The pension tax brings in $300 million each year, but it still carries an outsized, potent political kick. Democrats have been running on the issue for years. While it’s never proved decisive, the reviled “senior tax hike” does box Republicans in.

That’s why Republicans like freshman Rep. Tom Barrett of Potterville, who never had to vote on the tax, ran campaigns opposing it.

And that’s why one of the House’s newest members, Rep. Gary Howell (R-North Branch) –– just elected in February to replace disgraced ex-Rep. Todd Courser –– just introduced legislation taking aim at the hated tax. Howell’s bill would hand Baby Boomers --- who coincidentally are a big GOP constituency –– a bigger tax break.

It seems unlikely the governor would sign such legislation, but we’ve already seen some chinks in his 2011 tax reform armor. The 2015 roads plan included an income tax rollback, although it’s not clear that the state will hit the trigger in the future.

So it’s an open question if the pension tax will outlive Snyder’s tenure. Most of the leading candidates for governor (Lt. Gov. Brian Calley excluded) would probably be open to scrapping it. Democrats like former Sen. Gretchen Whitmer and U.S. Rep. Dan Kildee (D-Flint) would surely see it as a political plus. And GOP Attorney General Bill Schuette, who fought for pensioners’ rights in Detroit bankruptcy, knows a political liability when he sees one.

Of course, it all comes down to money. And while $300 million isn’t a huge chunk of the state’s $10 billion general fund, it isn’t chump change, either. And with big liabilities looming over the Flint water crisis and Detroit Public Schools’ near-insolvency, it just might not be fiscally possible for the next governor to kill the pension tax.

The bigger question, really, is if Flint, DPS and other crises mean Michigan returns to the bad old days of huge budget cuts throughout the year and government shutdowns.

If that happens, it will be the complete obliteration of our current CPA governor’s fiscal legacy. And that would truly be something.

* Corrected, 10:11 a.m.

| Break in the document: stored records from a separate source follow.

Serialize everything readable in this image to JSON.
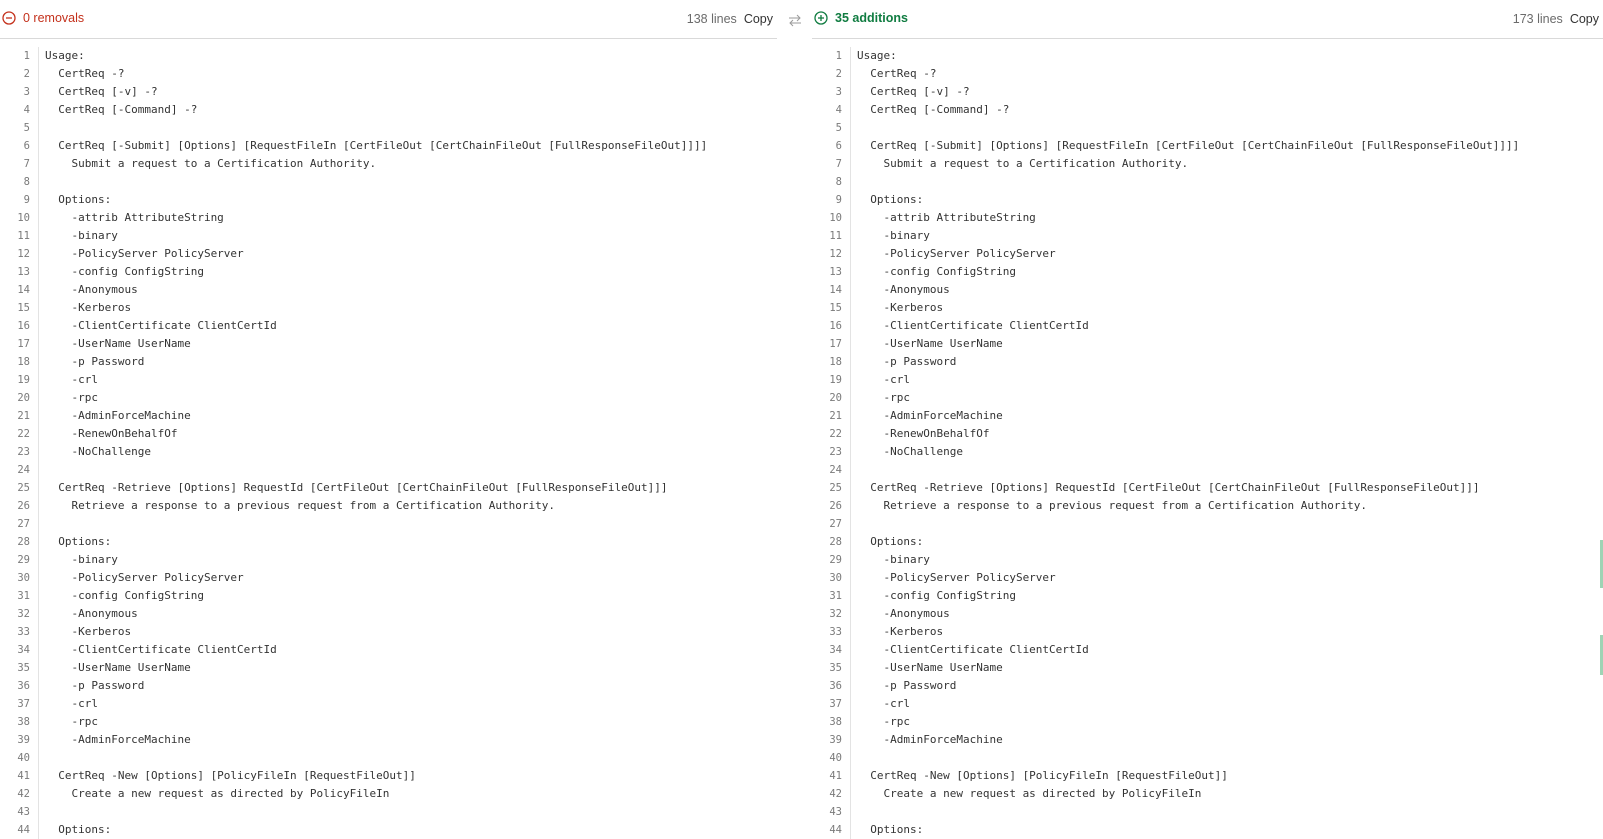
{
  "left": {
    "status_label": "0 removals",
    "line_count": "138 lines",
    "copy_label": "Copy"
  },
  "right": {
    "status_label": "35 additions",
    "line_count": "173 lines",
    "copy_label": "Copy"
  },
  "colors": {
    "removal": "#c4311c",
    "addition": "#107c41"
  },
  "lines": [
    "Usage:",
    "  CertReq -?",
    "  CertReq [-v] -?",
    "  CertReq [-Command] -?",
    "",
    "  CertReq [-Submit] [Options] [RequestFileIn [CertFileOut [CertChainFileOut [FullResponseFileOut]]]]",
    "    Submit a request to a Certification Authority.",
    "",
    "  Options:",
    "    -attrib AttributeString",
    "    -binary",
    "    -PolicyServer PolicyServer",
    "    -config ConfigString",
    "    -Anonymous",
    "    -Kerberos",
    "    -ClientCertificate ClientCertId",
    "    -UserName UserName",
    "    -p Password",
    "    -crl",
    "    -rpc",
    "    -AdminForceMachine",
    "    -RenewOnBehalfOf",
    "    -NoChallenge",
    "",
    "  CertReq -Retrieve [Options] RequestId [CertFileOut [CertChainFileOut [FullResponseFileOut]]]",
    "    Retrieve a response to a previous request from a Certification Authority.",
    "",
    "  Options:",
    "    -binary",
    "    -PolicyServer PolicyServer",
    "    -config ConfigString",
    "    -Anonymous",
    "    -Kerberos",
    "    -ClientCertificate ClientCertId",
    "    -UserName UserName",
    "    -p Password",
    "    -crl",
    "    -rpc",
    "    -AdminForceMachine",
    "",
    "  CertReq -New [Options] [PolicyFileIn [RequestFileOut]]",
    "    Create a new request as directed by PolicyFileIn",
    "",
    "  Options:"
  ]
}
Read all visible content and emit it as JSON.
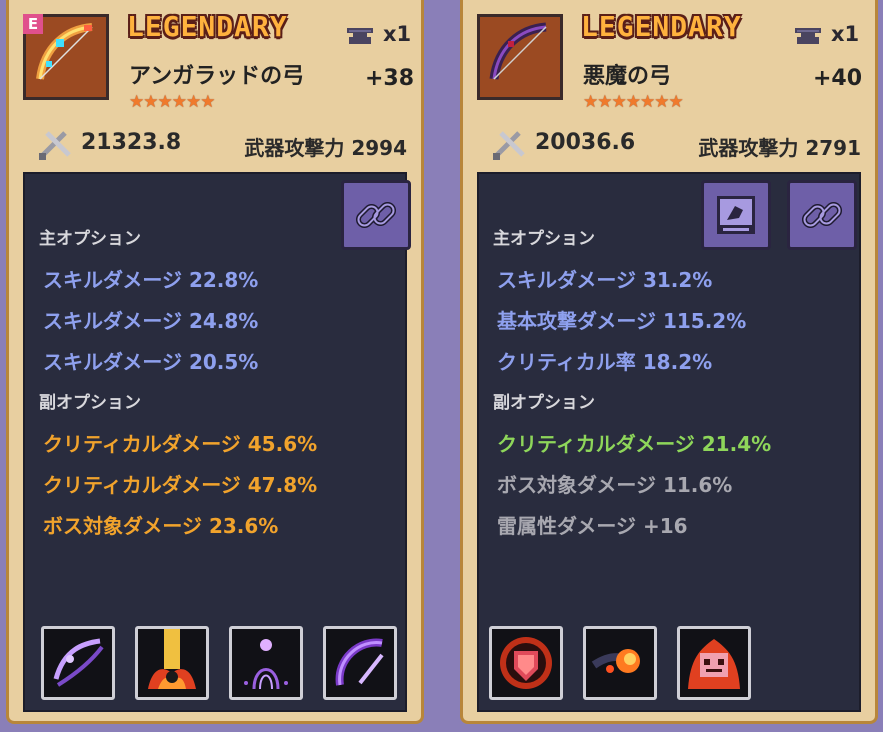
{
  "cards": [
    {
      "e_badge": "E",
      "rarity": "LEGENDARY",
      "count": "x1",
      "name": "アンガラッドの弓",
      "enhance": "+38",
      "stars": "★★★★★★",
      "power": "21323.8",
      "weapon_attack_label": "武器攻撃力",
      "weapon_attack": "2994",
      "main_header": "主オプション",
      "main_options": [
        "スキルダメージ  22.8%",
        "スキルダメージ  24.8%",
        "スキルダメージ  20.5%"
      ],
      "sub_header": "副オプション",
      "sub_options": [
        "クリティカルダメージ  45.6%",
        "クリティカルダメージ  47.8%",
        "ボス対象ダメージ  23.6%"
      ],
      "icons": [
        "link-icon"
      ],
      "skill_icons": [
        "bow-spirit-icon",
        "fire-pillar-icon",
        "spirit-orb-icon",
        "crescent-blade-icon"
      ]
    },
    {
      "rarity": "LEGENDARY",
      "count": "x1",
      "name": "悪魔の弓",
      "enhance": "+40",
      "stars": "★★★★★★★",
      "power": "20036.6",
      "weapon_attack_label": "武器攻撃力",
      "weapon_attack": "2791",
      "main_header": "主オプション",
      "main_options": [
        "スキルダメージ  31.2%",
        "基本攻撃ダメージ  115.2%",
        "クリティカル率  18.2%"
      ],
      "sub_header": "副オプション",
      "sub_options": [
        "クリティカルダメージ  21.4%",
        "ボス対象ダメージ  11.6%",
        "雷属性ダメージ  +16"
      ],
      "icons": [
        "skill-book-icon",
        "link-icon"
      ],
      "skill_icons": [
        "shield-burst-icon",
        "fireball-icon",
        "burning-robot-icon"
      ]
    }
  ],
  "colors": {
    "blue_option": "#8ea0ee",
    "orange_option": "#f1a32c",
    "green_option": "#8ed65a",
    "gray_option": "#a8a8b0",
    "rarity": "#ffb23e"
  }
}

Susan J. Demas is Publisher and Editor of Inside Michigan Politics, a nationally acclaimed, biweekly political newsletter. Her political columns can be found at SusanJDemas.com. Follow her on Twitter here.